§ **Aim of the exercise**
Lines with "anti": pull these out of the listing below.
<<<<
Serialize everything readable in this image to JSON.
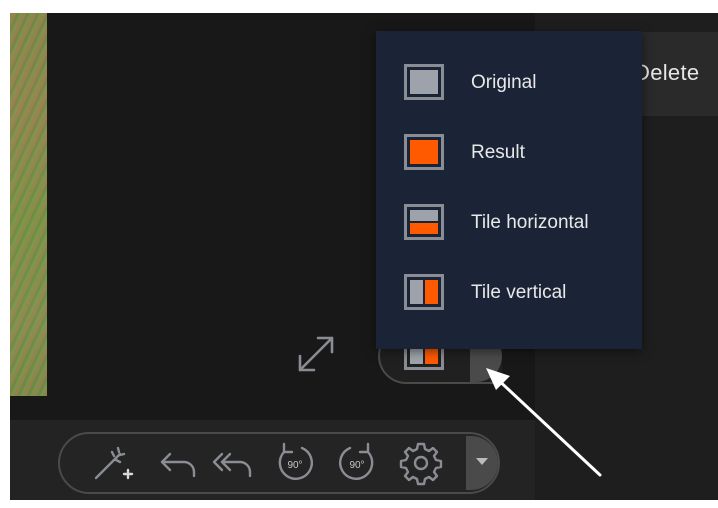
{
  "right_panel": {
    "delete_label": "Delete"
  },
  "view_menu": {
    "items": [
      {
        "label": "Original",
        "icon": "view-original-icon"
      },
      {
        "label": "Result",
        "icon": "view-result-icon"
      },
      {
        "label": "Tile horizontal",
        "icon": "view-tile-horizontal-icon"
      },
      {
        "label": "Tile vertical",
        "icon": "view-tile-vertical-icon"
      }
    ]
  },
  "view_toggle": {
    "current_icon": "view-tile-vertical-icon"
  },
  "toolbar": {
    "icons": [
      "magic-wand-icon",
      "undo-icon",
      "undo-all-icon",
      "rotate-left-90-icon",
      "rotate-right-90-icon",
      "settings-gear-icon"
    ],
    "rotate_left_text": "90°",
    "rotate_right_text": "90°"
  },
  "colors": {
    "accent": "#ff5a00",
    "menu_bg": "#1a2436",
    "icon_gray": "#8a8d93",
    "canvas_bg": "#181818"
  }
}
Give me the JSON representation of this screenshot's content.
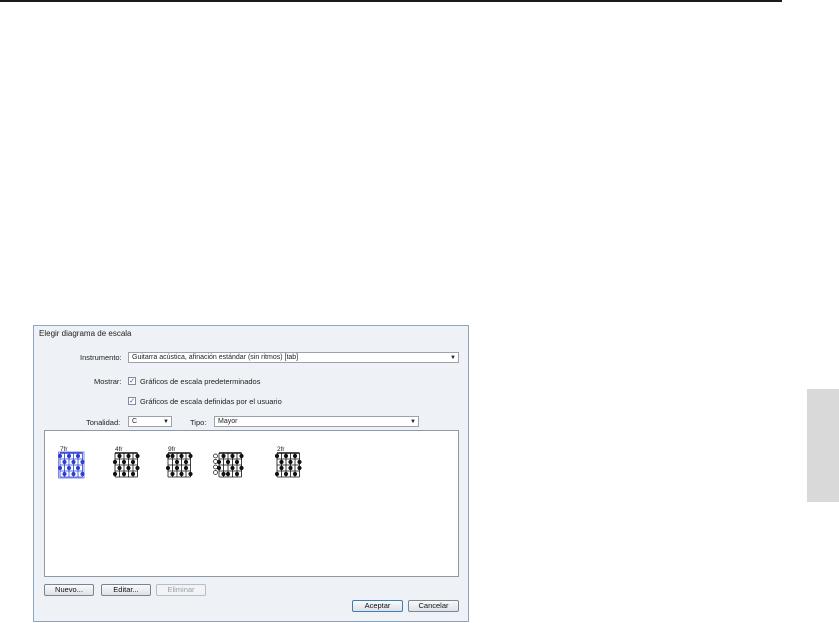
{
  "dialog": {
    "title": "Elegir diagrama de escala",
    "instrument_label": "Instrumento:",
    "instrument_value": "Guitarra acústica, afinación estándar (sin ritmos) [tab]",
    "show_label": "Mostrar:",
    "show_default_label": "Gráficos de escala predeterminados",
    "show_default_checked": true,
    "show_user_label": "Gráficos de escala definidas por el usuario",
    "show_user_checked": true,
    "key_label": "Tonalidad:",
    "key_value": "C",
    "type_label": "Tipo:",
    "type_value": "Mayor",
    "diagrams": [
      {
        "fret": "7fr",
        "selected": true
      },
      {
        "fret": "4fr",
        "selected": false
      },
      {
        "fret": "9fr",
        "selected": false
      },
      {
        "fret": "",
        "selected": false
      },
      {
        "fret": "2fr",
        "selected": false
      }
    ],
    "buttons": {
      "new": "Nuevo...",
      "edit": "Editar...",
      "delete": "Eliminar",
      "ok": "Aceptar",
      "cancel": "Cancelar"
    }
  },
  "colors": {
    "selected": "#2b3fd6",
    "normal": "#111111",
    "frame": "#8da5c3"
  },
  "icons": {
    "dropdown": "triangle-down-icon",
    "check": "checkmark-icon"
  }
}
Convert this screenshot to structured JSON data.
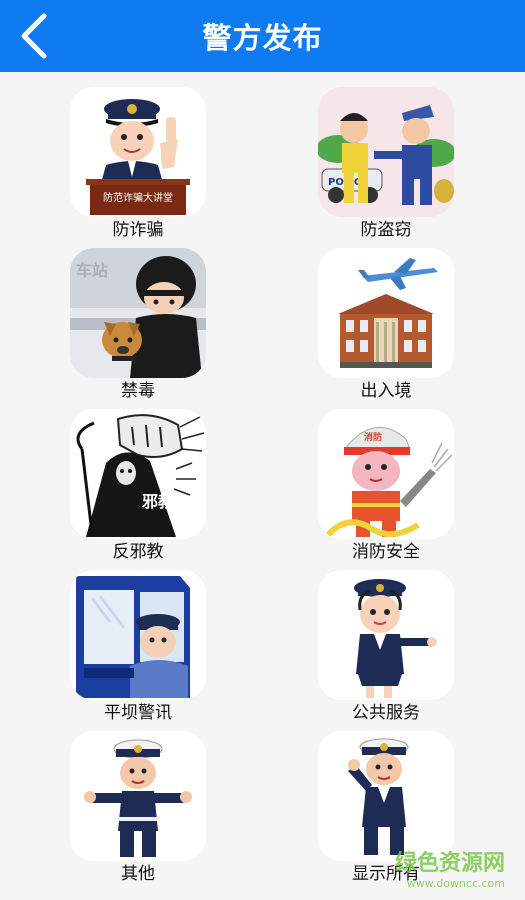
{
  "header": {
    "title": "警方发布",
    "back_icon": "chevron-left-icon",
    "background": "#0f7bf0"
  },
  "items": [
    {
      "label": "防诈骗",
      "icon": "anti-fraud-police-lecture-icon",
      "podium_text": "防范诈骗大讲堂"
    },
    {
      "label": "防盗窃",
      "icon": "anti-theft-arrest-icon",
      "car_text": "POLICE"
    },
    {
      "label": "禁毒",
      "icon": "anti-drug-police-dog-icon",
      "sign_text": "车站"
    },
    {
      "label": "出入境",
      "icon": "immigration-airplane-building-icon"
    },
    {
      "label": "反邪教",
      "icon": "anti-cult-fist-icon",
      "figure_text": "邪教"
    },
    {
      "label": "消防安全",
      "icon": "firefighter-hose-icon",
      "helmet_text": "消防"
    },
    {
      "label": "平坝警讯",
      "icon": "police-car-window-icon"
    },
    {
      "label": "公共服务",
      "icon": "policewoman-pointing-icon"
    },
    {
      "label": "其他",
      "icon": "traffic-police-icon"
    },
    {
      "label": "显示所有",
      "icon": "saluting-police-icon"
    }
  ],
  "watermark": {
    "line1": "绿色资源网",
    "line2": "www.downcc.com"
  }
}
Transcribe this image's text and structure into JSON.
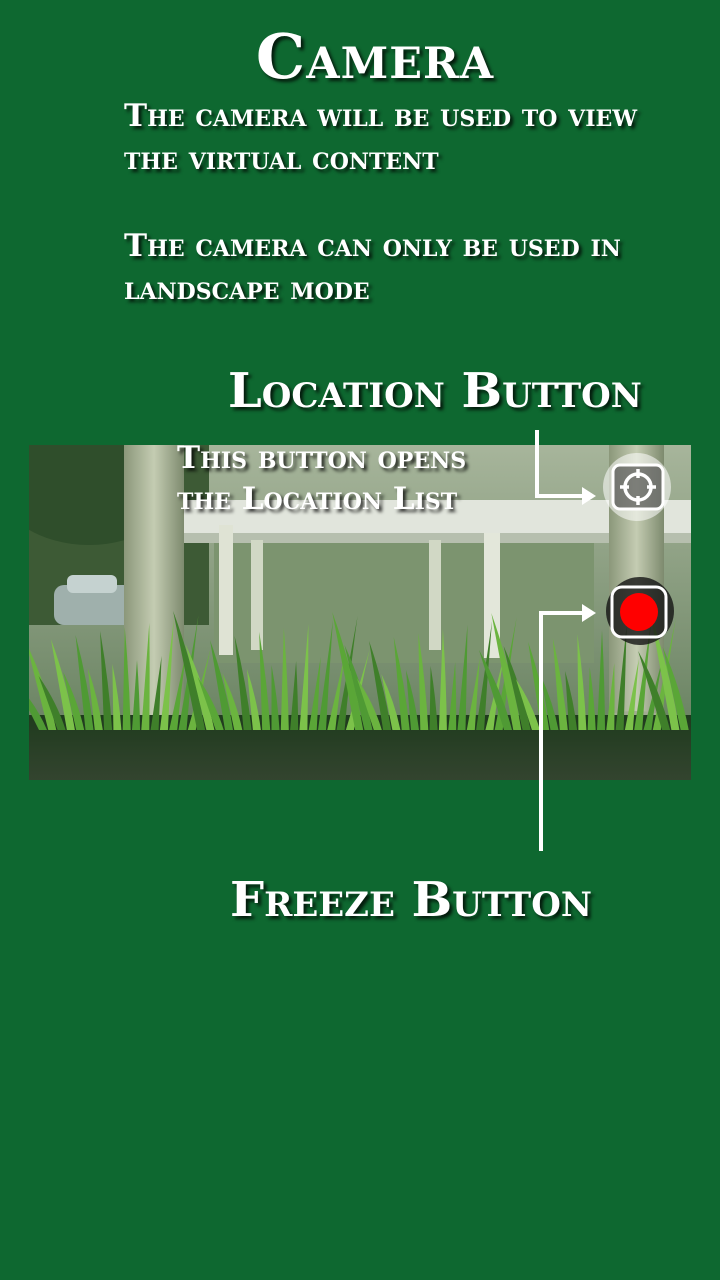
{
  "title": "Camera",
  "intro": {
    "line1": "The camera will be used to view the virtual content",
    "line2": "The camera can only be used in landscape mode"
  },
  "location": {
    "heading": "Location Button",
    "desc_line1": "This button opens",
    "desc_line2": "the Location List"
  },
  "freeze": {
    "heading": "Freeze Button"
  },
  "icons": {
    "location_button": "crosshair-target-icon",
    "freeze_button": "record-dot-icon"
  },
  "colors": {
    "background": "#0e6830",
    "text": "#ffffff",
    "freeze_dot": "#ff0000"
  }
}
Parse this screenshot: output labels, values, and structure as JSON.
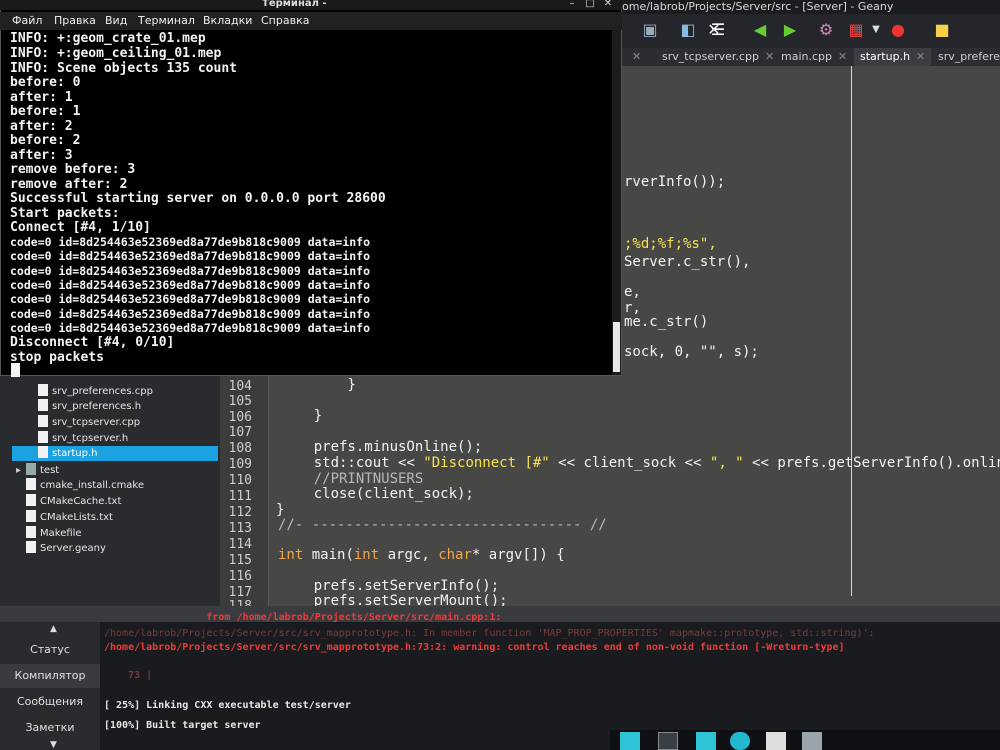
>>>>
§ **Task solution**
      "icon": "anti-fraud-police-lecture-icon",
      "icon": "anti-theft-arrest-icon",
      "icon": "anti-drug-police-dog-icon",
      "icon": "anti-cult-fist-icon",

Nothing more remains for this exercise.